Mothers walked in hip-high water with children strapped to their backs, while other people waded through the murky water holding belongings in plastic bags atop their heads.
In Nonthaburi province, just north of Bangkok, a 7ft crocodile was captured while resting on dry land outside a restaurant, presumably after pulling itself out of the surrounding floodwaters. Thai television showed the beast, which had reportedly escaped from a farm, with its snout taped shut and its scaly body covering most of a boat that was carrying it away.
In the city and its environs, residents have settled into a routine of waiting and worrying. Many are hoarding supplies, and supermarket shelves have emptied faster than they can be restocked. Bottled water, batteries and canned food were among the first items to go.
At a supermarket in central Bangkok’s business district – which is not under immediate threat – sandbags lined both entrances Sunday, forcing shoppers to step over to go inside. Many of the shelves were bare, with the handful of shoppers inside grabbing the few snacks that were left. Cat food and toilet paper were gone.
While larger stores in Bangkok have kept their prices fixed, smaller merchants were raising theirs in the flooded zones north of the city. A Rangsit resident, Taweetit Hongsang, complained that the price of a papaya, 10 baht (33 cents) a week ago, had shot up to 30 baht ($1).
The desperate battle to route the water away from the city has led to several conflicts in which people have used force to try to protect their own neighborhoods by removing flood barriers.

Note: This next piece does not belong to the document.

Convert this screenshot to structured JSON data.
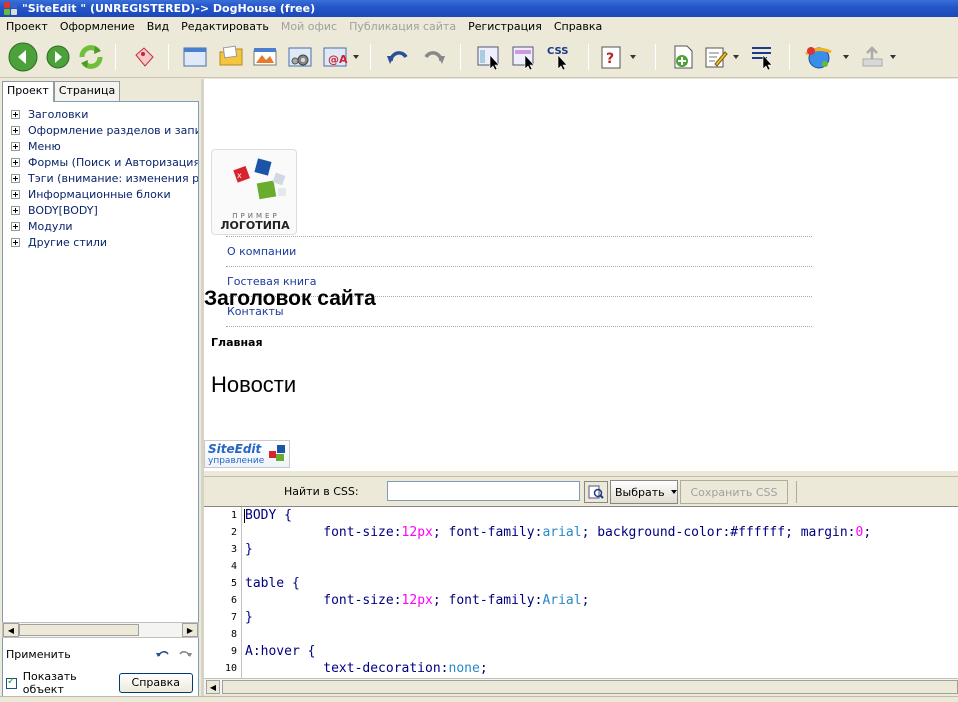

The flooding that began in August in northern Thailand has killed 356 people so far. Cambodia, Thailand’s eastern neighbor, has also suffered with more than 240 people killed.